Excerpts from an interface dataset
---

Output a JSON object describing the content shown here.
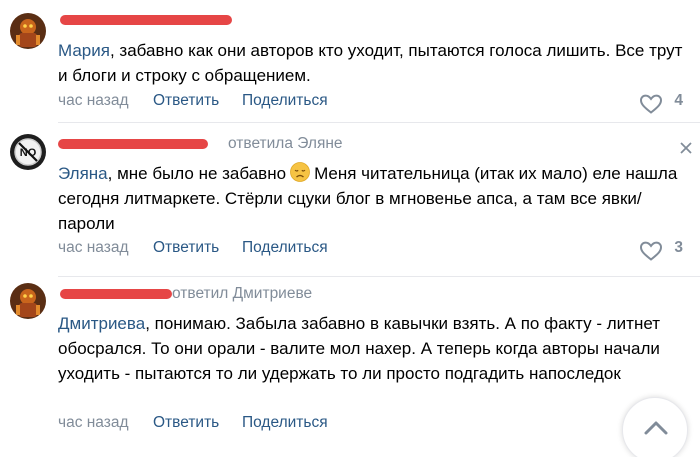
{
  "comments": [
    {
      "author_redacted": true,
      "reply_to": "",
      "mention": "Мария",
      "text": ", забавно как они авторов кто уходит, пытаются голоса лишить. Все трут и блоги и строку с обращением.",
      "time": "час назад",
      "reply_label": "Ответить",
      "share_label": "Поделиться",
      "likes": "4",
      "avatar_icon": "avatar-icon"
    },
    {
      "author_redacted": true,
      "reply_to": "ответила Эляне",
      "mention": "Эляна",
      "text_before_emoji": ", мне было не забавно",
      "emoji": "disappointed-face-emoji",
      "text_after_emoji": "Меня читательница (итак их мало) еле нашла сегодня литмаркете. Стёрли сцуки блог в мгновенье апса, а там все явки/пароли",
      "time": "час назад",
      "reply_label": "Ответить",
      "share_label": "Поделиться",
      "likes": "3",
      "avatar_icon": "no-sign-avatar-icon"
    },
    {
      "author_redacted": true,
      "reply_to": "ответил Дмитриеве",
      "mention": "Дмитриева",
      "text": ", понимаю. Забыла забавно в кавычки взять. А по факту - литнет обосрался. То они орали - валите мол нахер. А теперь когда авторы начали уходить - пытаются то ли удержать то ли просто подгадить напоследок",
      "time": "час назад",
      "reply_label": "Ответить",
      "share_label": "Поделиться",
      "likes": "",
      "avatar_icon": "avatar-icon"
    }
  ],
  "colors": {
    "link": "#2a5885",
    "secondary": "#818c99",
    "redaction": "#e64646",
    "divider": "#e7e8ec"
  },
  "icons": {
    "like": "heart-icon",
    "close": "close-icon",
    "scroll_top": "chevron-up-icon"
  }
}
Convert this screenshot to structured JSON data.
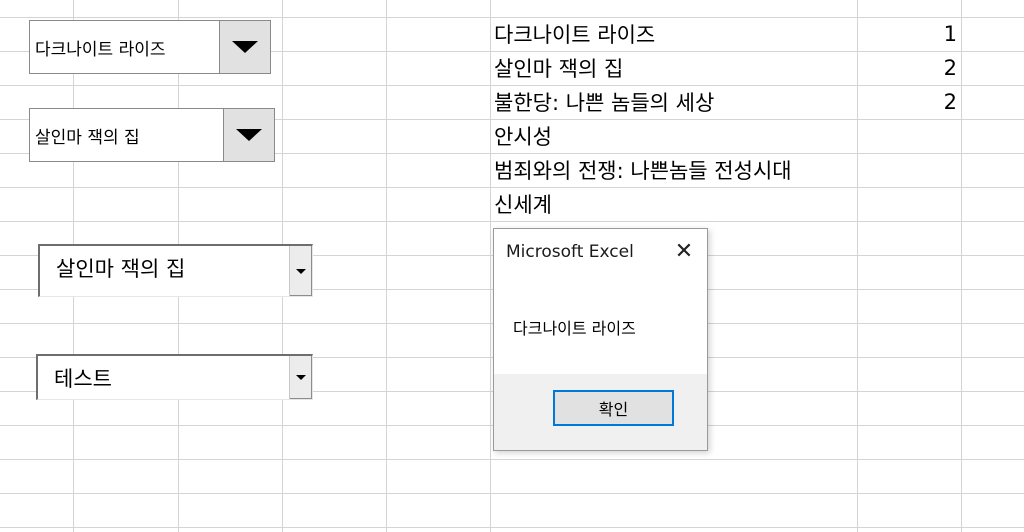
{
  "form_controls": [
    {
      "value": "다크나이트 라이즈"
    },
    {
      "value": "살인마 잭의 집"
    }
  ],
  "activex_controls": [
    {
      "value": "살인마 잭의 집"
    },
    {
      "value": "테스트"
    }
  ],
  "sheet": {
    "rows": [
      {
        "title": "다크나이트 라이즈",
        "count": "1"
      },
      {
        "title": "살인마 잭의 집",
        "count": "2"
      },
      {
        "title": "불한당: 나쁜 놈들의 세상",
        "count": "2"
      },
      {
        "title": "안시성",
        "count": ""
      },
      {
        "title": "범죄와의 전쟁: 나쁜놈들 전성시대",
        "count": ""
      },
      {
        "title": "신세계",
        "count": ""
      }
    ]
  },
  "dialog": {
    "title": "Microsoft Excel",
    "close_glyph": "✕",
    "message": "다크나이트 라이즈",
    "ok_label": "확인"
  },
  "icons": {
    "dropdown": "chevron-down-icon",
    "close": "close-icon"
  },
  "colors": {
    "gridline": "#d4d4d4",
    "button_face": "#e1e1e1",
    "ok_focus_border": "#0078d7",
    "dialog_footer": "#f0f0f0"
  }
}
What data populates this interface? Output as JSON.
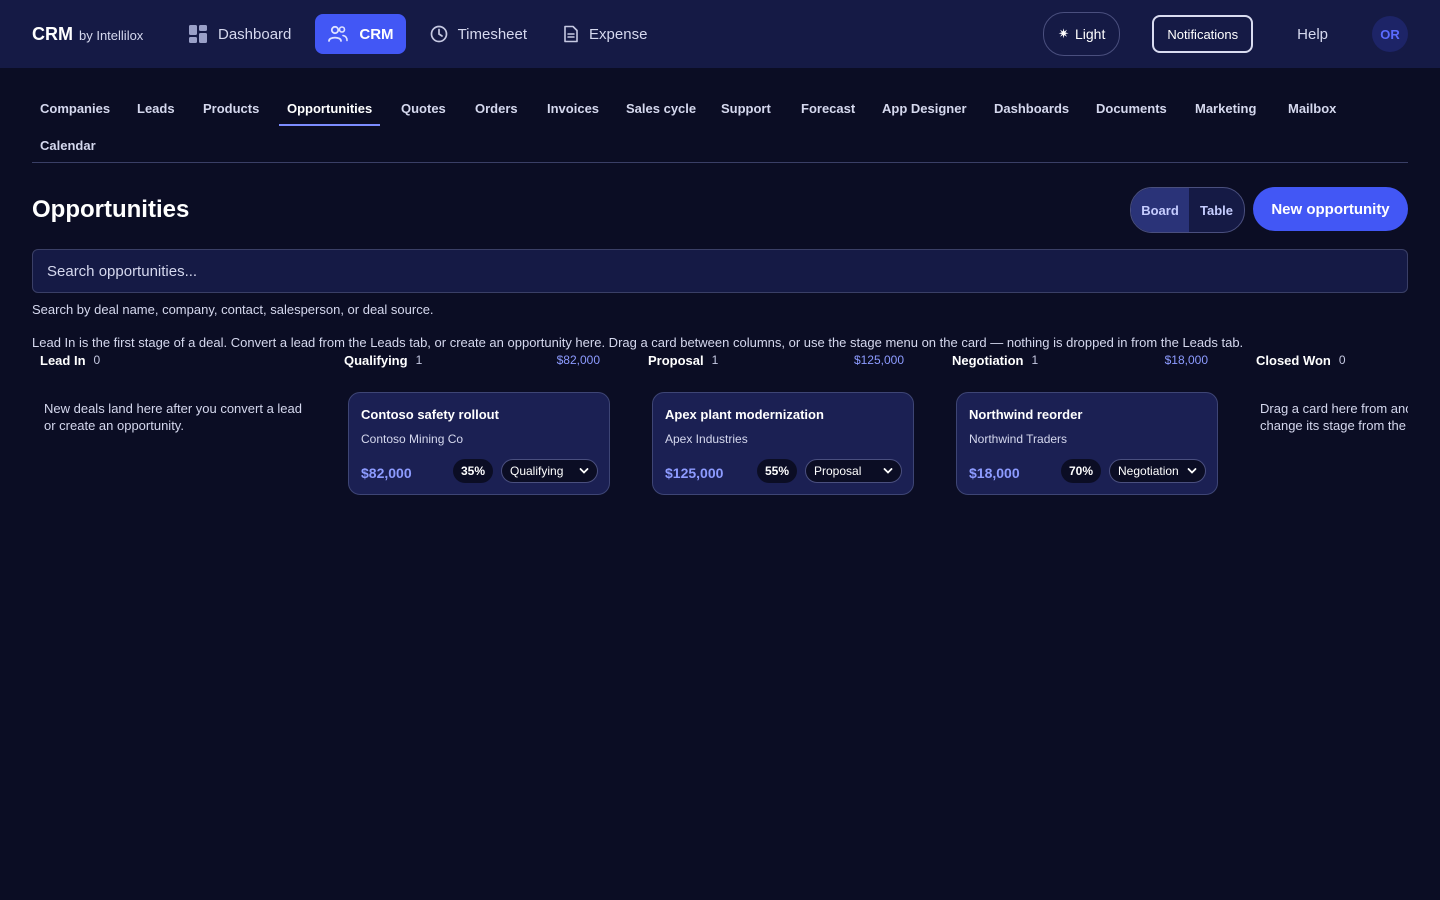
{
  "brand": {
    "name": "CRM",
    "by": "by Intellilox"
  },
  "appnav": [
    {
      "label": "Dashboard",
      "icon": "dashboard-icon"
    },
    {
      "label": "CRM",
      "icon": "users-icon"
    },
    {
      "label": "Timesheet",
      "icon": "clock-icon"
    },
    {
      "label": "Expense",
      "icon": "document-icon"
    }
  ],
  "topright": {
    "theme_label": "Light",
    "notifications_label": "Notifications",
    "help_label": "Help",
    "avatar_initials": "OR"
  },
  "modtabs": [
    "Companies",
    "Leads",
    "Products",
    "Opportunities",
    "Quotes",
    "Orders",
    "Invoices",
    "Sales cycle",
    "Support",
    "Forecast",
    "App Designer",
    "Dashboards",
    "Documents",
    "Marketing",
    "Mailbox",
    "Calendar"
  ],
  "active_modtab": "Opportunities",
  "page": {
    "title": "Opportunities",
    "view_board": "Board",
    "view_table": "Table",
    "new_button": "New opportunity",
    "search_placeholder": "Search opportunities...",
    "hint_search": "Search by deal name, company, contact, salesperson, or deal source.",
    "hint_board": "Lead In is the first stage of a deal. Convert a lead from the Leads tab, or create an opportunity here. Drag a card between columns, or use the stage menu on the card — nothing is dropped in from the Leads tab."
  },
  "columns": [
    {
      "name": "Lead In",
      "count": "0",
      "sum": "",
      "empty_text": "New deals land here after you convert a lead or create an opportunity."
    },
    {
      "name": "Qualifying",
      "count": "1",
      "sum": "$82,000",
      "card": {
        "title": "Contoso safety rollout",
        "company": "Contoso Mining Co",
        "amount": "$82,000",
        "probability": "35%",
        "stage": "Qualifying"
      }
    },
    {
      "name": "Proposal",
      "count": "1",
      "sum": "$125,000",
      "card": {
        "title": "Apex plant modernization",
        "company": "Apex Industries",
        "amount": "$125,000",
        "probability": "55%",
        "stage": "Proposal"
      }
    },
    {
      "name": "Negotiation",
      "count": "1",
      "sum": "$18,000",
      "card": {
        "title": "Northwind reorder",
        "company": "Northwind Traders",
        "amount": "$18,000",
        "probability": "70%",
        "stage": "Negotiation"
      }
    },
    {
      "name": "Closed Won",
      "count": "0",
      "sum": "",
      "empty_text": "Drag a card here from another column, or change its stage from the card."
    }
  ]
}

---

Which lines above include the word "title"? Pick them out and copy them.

> _Result_:
        "title": "다크나이트 라이즈",
        "title": "살인마 잭의 집",
        "title": "불한당: 나쁜 놈들의 세상",
        "title": "안시성",
        "title": "범죄와의 전쟁: 나쁜놈들 전성시대",
        "title": "신세계",
    "title": "Microsoft Excel",
    "title": "Opportunities",
        "title": "Contoso safety rollout",
        "title": "Apex plant modernization",
        "title": "Northwind reorder",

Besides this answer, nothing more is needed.